▶ _Assignment_
Wherever a line below holds the word "sigma", copy that line.

────────

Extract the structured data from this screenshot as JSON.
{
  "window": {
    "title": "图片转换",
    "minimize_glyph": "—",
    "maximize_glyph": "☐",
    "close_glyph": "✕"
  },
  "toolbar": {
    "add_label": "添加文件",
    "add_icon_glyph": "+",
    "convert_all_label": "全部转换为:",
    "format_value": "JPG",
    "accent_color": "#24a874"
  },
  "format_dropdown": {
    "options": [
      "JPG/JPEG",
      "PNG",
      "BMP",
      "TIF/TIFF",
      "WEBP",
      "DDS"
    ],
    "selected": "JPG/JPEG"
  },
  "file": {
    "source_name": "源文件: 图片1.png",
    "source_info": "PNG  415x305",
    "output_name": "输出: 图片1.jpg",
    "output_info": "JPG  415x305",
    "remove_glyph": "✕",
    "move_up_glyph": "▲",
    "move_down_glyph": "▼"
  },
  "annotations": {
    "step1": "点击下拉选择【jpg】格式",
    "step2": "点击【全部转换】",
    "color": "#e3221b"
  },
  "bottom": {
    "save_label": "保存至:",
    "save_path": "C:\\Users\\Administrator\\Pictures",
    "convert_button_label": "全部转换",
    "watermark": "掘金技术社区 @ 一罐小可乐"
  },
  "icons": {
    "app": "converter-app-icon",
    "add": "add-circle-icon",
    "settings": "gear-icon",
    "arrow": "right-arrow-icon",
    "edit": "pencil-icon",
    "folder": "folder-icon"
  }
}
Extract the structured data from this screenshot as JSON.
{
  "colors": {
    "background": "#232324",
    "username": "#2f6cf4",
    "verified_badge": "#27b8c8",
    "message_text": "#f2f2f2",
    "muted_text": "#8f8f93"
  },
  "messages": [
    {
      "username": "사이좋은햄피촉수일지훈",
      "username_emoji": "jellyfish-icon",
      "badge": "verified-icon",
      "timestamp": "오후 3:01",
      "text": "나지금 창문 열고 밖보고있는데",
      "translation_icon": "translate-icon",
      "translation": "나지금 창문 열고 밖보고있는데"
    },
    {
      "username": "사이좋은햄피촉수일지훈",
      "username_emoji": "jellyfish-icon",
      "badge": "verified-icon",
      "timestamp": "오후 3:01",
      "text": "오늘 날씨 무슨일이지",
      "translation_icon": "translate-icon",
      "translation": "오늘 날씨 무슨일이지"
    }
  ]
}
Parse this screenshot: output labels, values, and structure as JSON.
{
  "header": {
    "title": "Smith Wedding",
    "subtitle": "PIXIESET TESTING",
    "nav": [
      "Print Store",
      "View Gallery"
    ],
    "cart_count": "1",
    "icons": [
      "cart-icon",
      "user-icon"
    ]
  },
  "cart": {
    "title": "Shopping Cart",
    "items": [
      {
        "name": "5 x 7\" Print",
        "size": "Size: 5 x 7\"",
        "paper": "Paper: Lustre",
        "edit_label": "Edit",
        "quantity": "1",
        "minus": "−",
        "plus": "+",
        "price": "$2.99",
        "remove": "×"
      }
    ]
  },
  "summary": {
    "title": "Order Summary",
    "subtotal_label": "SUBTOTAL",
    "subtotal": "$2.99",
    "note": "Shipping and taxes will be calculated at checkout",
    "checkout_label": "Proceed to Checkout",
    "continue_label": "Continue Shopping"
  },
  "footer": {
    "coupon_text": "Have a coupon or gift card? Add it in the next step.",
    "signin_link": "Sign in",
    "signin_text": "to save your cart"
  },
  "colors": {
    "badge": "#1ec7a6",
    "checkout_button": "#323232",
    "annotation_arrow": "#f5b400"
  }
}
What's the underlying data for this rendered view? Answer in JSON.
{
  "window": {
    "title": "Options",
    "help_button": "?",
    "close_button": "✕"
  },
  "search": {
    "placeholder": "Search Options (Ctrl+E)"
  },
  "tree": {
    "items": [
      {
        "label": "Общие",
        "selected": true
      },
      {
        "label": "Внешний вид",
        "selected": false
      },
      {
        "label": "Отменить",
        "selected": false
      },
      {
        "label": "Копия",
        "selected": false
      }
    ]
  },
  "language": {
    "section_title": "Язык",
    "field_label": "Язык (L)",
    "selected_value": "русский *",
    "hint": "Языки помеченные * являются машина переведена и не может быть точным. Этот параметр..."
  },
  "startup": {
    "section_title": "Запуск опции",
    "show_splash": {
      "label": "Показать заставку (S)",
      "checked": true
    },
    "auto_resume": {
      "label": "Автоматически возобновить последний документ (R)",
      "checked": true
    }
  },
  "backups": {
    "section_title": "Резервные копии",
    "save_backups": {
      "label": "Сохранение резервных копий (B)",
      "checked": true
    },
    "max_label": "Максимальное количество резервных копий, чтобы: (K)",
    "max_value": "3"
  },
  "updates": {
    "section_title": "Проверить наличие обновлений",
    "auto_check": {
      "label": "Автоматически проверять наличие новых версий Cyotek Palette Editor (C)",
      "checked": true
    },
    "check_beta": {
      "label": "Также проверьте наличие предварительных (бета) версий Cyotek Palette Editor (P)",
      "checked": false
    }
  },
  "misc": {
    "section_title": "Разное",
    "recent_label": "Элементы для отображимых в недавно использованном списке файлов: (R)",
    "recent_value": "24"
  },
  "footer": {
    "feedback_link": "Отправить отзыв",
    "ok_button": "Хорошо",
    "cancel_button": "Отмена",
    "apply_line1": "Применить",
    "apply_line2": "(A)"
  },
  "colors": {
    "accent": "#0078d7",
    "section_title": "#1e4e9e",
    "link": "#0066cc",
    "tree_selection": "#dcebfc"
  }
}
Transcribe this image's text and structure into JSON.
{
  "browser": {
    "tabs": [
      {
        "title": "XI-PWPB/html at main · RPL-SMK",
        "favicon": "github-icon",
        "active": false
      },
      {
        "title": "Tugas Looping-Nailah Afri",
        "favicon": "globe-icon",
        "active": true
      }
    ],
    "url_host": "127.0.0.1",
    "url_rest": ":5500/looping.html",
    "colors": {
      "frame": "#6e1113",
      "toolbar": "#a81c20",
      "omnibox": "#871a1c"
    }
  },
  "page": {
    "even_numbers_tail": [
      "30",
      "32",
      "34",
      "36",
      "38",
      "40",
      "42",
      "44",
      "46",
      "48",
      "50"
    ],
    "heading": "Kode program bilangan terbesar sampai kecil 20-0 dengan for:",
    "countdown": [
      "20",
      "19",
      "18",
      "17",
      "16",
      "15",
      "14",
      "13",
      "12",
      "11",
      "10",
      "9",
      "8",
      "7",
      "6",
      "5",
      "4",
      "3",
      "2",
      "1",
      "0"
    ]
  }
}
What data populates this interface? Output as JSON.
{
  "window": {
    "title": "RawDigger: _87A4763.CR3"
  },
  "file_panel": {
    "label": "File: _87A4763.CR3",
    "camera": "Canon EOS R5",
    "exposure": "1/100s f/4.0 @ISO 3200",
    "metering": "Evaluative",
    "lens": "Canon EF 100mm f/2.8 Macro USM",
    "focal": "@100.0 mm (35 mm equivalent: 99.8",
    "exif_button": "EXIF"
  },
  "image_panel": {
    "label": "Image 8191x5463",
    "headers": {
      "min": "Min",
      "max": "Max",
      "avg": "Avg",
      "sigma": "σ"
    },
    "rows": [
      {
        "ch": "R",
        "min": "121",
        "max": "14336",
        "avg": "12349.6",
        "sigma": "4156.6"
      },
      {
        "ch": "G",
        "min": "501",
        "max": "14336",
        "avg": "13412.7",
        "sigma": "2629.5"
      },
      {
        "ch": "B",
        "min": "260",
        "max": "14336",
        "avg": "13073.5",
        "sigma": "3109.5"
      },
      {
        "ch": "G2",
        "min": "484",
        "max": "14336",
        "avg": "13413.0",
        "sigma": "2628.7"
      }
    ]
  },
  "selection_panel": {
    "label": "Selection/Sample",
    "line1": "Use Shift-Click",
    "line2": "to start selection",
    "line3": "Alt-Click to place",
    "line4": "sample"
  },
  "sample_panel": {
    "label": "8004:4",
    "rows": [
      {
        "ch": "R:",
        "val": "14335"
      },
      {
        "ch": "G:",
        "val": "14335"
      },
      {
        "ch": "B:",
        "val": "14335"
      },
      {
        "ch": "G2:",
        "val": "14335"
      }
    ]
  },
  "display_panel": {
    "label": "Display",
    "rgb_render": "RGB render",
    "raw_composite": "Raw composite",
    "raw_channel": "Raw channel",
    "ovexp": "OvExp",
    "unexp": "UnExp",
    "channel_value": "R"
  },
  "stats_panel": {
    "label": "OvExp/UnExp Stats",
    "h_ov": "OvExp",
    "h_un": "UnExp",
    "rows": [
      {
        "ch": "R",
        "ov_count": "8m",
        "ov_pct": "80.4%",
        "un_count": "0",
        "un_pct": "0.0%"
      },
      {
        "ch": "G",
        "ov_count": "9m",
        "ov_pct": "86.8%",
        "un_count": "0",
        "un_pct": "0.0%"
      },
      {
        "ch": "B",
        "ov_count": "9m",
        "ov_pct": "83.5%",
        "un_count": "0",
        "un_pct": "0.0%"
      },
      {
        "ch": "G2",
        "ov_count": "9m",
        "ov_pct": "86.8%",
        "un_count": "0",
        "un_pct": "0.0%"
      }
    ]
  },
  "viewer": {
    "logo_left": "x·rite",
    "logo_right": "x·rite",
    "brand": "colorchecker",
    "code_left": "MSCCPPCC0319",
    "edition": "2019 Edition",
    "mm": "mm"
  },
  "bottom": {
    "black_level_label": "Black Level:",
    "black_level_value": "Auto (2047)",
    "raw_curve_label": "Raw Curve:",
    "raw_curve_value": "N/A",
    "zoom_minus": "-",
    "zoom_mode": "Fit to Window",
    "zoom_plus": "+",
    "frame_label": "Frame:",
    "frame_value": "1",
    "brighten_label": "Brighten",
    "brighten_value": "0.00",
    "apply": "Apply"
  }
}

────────

▶ _Solution for this exercise_
      "sigma": "σ"
        "sigma": "4156.6"
        "sigma": "2629.5"
        "sigma": "3109.5"
        "sigma": "2628.7"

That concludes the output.